Boundaries can change over time and there are times they definitely should. Consider a parent who is in charge of their child’s every day. Typically, the day will come when that child moves away. Has the parent given them wings to fly when the time comes by allowing the child (young adult, adult) increasing opportunity to make decisions and grow in being responsible for themselves? This is tricky business for parents but it can also be difficult at work, as you volunteer, and in many other relationships. Too much compromise can lead to regret and anger and an unsettling feeling. Too little compromise can lead to relationship challenges.
Pray for those you see compromising too much. Pray for those who are too often unyielding to ideas that don’t come from their own mind. Both extremes have their challenges. Spend some time thinking about your life and your compromises. If you are struggling with regret, seek God’s forgiveness. If you are struggling with anger, seek God’s peace.
Over the course of life there are so many friendships we experience–some are an amazing source of love and grace and laughter on this bumpy road of life and some leave incredibly deep wounds.
If you decide to take a few moments to contemplate old, expired, and difficult friendships be sure to take along a big bucket of grace to dump over the entire situation.

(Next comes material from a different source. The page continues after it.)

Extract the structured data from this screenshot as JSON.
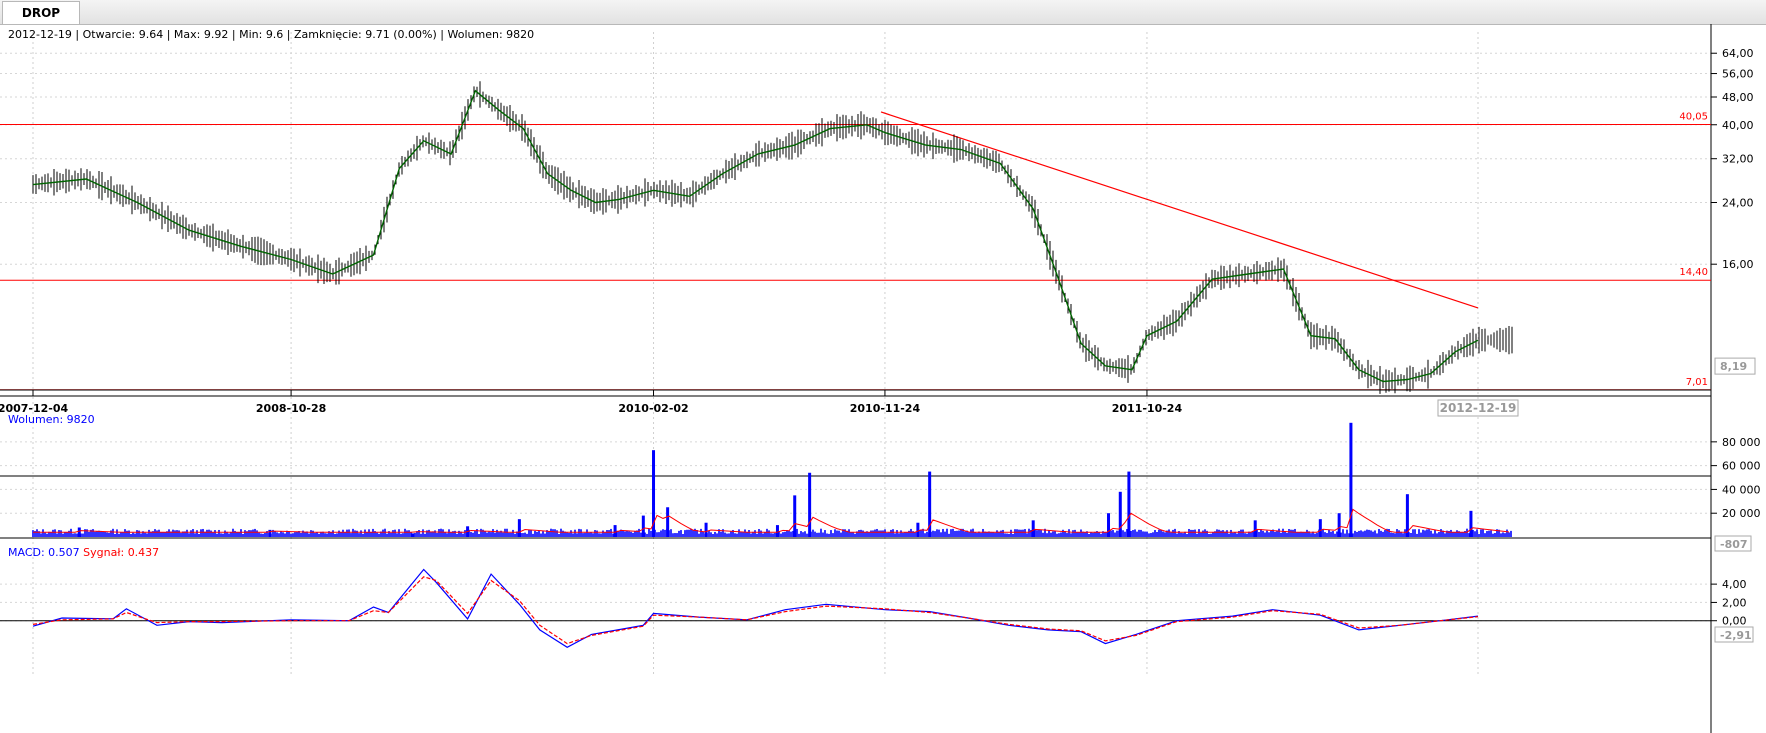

As you survey your lifetime of friendships, a few may stand out. The painful friendships are precious in their own way–maybe the relationship didn’t survive but hopefully there were some lessons learned by both parties. It is tricky business to have two people in relationship with one another because everyone has their own issues. Believe me, I have mine and I am willing to bet you have yours. Those frictional friendships often help us understand more about ourselves if we can step back and look at them with an introspective eye. (I know, introspective eye sounds a little weird). At any rate, sometimes a big chunk of time might need to go by before you can look back at a friendship and consider what was going on there. If you find yourself wondering to a time period with a painful friendship, I pray you are willing to see God and His perspective and be able to experience His peace.